In 1999, the Federal Trade Commission (FTC) issued the Vail letter, which applied the FCRA notice and disclosure requirements to an investigation of sexual harassment by an independent outside investigator. According to Congressman Sessions, â€œIf not amended, the FTCâ€™s interpretation of the FCRA resulting from the Vail opinion could result in employersâ€™ inability to comply with obligations under Equal Employment Opportunity Commission (EEOC) guidelines and Supreme Court precedent. Worse, the FCRA as now interpreted could have the unintended consequence of discouraging employers from using outside investigative organizations to check out threats of violence as well as allegations of employee misconduct, including cases of harassment, discrimination, fraud and embezzlement.â€
Nothing in the proposed legislation modifies the application of the FCRA to pre-employment screening. The proposed legislation only addresses the investigation of current employees.
ESR’s President, Lester Rosen, recently presented a workshop on the FCRA and the Vail letter in Washington D.C. at the SHRM 20th Annual Employment Law and Legislative Conference. For a detailed PowerPoint Presentation on the FCRA and the investigation of current employees, contact Jared Callahan at ESR at jcallahan@ESRhire.com or by phone at 415-898-0044 ext. 240.
4. ESR Update
The ESR April/May Seminar information:
April 17, 2003–Rohnert Park, CA: “Hiring Winners!” Presented in conjunction with The Personnel Perspective.

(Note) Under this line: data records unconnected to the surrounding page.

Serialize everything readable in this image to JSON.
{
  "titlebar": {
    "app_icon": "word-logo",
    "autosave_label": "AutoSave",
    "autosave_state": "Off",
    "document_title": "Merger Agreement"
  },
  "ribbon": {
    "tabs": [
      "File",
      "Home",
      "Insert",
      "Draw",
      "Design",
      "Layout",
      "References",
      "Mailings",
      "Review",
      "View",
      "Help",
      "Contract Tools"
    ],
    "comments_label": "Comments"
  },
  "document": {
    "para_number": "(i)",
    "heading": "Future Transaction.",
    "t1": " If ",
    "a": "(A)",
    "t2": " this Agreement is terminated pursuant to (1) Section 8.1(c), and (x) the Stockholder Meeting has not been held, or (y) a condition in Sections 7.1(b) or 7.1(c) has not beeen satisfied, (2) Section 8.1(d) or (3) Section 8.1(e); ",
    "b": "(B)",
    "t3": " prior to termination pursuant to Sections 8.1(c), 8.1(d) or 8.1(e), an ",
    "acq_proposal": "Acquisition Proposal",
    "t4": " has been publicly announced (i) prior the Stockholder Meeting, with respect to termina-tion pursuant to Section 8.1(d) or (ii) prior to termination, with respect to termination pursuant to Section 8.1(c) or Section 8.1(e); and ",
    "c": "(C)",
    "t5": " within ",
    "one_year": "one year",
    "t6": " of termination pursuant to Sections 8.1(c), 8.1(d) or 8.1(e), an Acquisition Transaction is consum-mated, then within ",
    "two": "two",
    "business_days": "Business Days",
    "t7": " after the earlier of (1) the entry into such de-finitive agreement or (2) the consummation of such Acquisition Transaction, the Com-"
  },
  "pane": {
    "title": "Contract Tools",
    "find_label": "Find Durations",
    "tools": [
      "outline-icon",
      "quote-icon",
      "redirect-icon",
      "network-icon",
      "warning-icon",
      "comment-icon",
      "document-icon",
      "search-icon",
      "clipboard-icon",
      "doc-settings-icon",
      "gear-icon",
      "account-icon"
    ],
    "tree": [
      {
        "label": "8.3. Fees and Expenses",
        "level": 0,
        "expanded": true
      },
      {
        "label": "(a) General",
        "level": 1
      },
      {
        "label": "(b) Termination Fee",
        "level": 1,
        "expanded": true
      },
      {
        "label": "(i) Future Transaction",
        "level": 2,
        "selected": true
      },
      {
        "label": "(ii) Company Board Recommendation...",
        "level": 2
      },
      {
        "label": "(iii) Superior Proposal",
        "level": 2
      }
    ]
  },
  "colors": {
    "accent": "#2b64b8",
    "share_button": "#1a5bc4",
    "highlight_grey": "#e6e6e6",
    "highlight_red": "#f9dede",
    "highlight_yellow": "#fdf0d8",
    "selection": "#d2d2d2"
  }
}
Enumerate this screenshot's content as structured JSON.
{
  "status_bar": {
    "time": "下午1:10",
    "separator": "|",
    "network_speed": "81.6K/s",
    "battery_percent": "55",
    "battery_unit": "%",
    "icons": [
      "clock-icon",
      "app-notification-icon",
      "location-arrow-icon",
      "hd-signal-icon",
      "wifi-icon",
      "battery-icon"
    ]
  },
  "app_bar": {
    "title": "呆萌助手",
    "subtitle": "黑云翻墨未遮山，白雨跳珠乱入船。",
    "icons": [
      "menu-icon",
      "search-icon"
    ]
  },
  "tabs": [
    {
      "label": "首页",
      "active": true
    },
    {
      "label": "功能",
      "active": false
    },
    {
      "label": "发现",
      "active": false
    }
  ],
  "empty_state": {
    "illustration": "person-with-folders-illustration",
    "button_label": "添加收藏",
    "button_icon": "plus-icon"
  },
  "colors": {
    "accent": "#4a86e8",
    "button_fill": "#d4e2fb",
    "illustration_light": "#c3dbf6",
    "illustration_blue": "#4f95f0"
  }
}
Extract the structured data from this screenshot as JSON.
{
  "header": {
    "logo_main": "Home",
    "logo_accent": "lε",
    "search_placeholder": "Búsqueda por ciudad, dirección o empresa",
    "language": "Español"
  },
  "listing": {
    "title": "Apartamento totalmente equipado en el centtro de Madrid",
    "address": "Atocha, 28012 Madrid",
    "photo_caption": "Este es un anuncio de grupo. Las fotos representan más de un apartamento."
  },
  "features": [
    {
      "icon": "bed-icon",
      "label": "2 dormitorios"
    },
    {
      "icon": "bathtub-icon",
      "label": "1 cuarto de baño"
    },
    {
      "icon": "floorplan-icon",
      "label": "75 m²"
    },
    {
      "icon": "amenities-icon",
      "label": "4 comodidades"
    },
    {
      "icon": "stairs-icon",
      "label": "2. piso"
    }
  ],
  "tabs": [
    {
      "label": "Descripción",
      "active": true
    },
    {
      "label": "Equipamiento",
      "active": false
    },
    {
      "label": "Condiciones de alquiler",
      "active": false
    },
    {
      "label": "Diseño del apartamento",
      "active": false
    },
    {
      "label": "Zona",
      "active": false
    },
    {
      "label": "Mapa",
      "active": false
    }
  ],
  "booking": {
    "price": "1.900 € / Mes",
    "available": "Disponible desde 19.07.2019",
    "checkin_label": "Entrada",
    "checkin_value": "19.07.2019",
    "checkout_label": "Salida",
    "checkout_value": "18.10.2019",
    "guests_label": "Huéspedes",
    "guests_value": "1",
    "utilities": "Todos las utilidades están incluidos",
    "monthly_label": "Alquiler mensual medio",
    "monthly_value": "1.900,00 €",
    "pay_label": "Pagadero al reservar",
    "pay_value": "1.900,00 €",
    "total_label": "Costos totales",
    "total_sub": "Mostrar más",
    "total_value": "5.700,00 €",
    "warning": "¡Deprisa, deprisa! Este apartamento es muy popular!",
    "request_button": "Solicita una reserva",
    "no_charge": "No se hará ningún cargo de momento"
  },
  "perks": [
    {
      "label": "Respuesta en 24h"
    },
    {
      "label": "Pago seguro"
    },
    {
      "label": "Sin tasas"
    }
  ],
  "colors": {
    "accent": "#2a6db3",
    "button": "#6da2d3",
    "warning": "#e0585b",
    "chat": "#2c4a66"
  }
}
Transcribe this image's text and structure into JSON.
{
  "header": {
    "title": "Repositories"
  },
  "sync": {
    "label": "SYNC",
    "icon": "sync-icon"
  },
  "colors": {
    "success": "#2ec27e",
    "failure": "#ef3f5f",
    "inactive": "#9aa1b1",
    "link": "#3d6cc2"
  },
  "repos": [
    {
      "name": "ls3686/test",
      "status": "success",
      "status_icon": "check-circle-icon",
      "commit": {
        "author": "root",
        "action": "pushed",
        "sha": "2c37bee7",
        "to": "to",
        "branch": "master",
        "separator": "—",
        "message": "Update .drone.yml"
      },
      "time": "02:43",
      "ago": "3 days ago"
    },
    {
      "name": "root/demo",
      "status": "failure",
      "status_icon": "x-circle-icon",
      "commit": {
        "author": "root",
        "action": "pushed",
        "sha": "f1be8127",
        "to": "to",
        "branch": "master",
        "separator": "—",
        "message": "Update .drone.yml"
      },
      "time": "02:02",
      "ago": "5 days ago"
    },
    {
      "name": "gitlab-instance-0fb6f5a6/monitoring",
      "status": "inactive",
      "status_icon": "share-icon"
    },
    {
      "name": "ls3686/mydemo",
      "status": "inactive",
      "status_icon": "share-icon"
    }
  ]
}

Doubletree Hotel -Breakfast meeting. For more information, contact Jared Callahan at ESR (415-898-0044 ext. 240)
April 23-24, 2003–Las Vegas, Nevada: SHRM 34th Annual Employment Management Association (EMA) Conference and Exposition: “Crime, Criminals and Hiring-the Role of Criminal Records in the Hiring Process.”
April 27-28–Pre-employment Screeners Conference: Spring 2003 West Coast Educational Session: “Only in California: The Strange Saga of AB 655 and the Unique Rules for Screening in the Golden State.” Presentation by Lester S. Rosen to the pre-employment screening industry on how to comply with California law. Long Beach, CA; Westin Hotel. See http://www.search4crime.com/Conference/index.htm
May 9, 2003–Oakland, CA.-Conference on “Uniting Privacy and the First Amendment in the 21st Century.” ESR President Les Rosen will participate in a panel discussion on the “Investigative Uses of Personal Information,” concerning the present legal and regulatory schemes for controlling the use of personnel information for investigative purposes. Sponsored by the California Office of Privacy protection, Electronic Privacy Information Center and the first Amendment Project. See www.epic.org/events/unitingsymposium/
May 2003—“Pre-employment Screening and Safe Hiring.” ESR will participate in a series of five seminars sponsored by the California Association of Employers (CAE) on hiring and wage and hour laws, to be held throughout the state of California. Locations will include: May 13-Irvine Marriott; May 14-Sacramento Aces Holiday Inn; May 15-Emeryville Holiday Inn; May 22 –Fresno Ramada Inn University; May 29– Redding Shasta Builders Exchange. Contact the CAE for further details at 916-921-1312 or see www.employers.org
Please feel free to contact Jared Callahan at ESR at 415-898-0044 or firstname.lastname@example.org if you have any questions or comments about the matters in this newsletter. Please note that ESR’s statements about any legal matters are not given or intended as legal advice.
Employment Screening Resources (ESR)
1620 Grant Avenue, Suite 7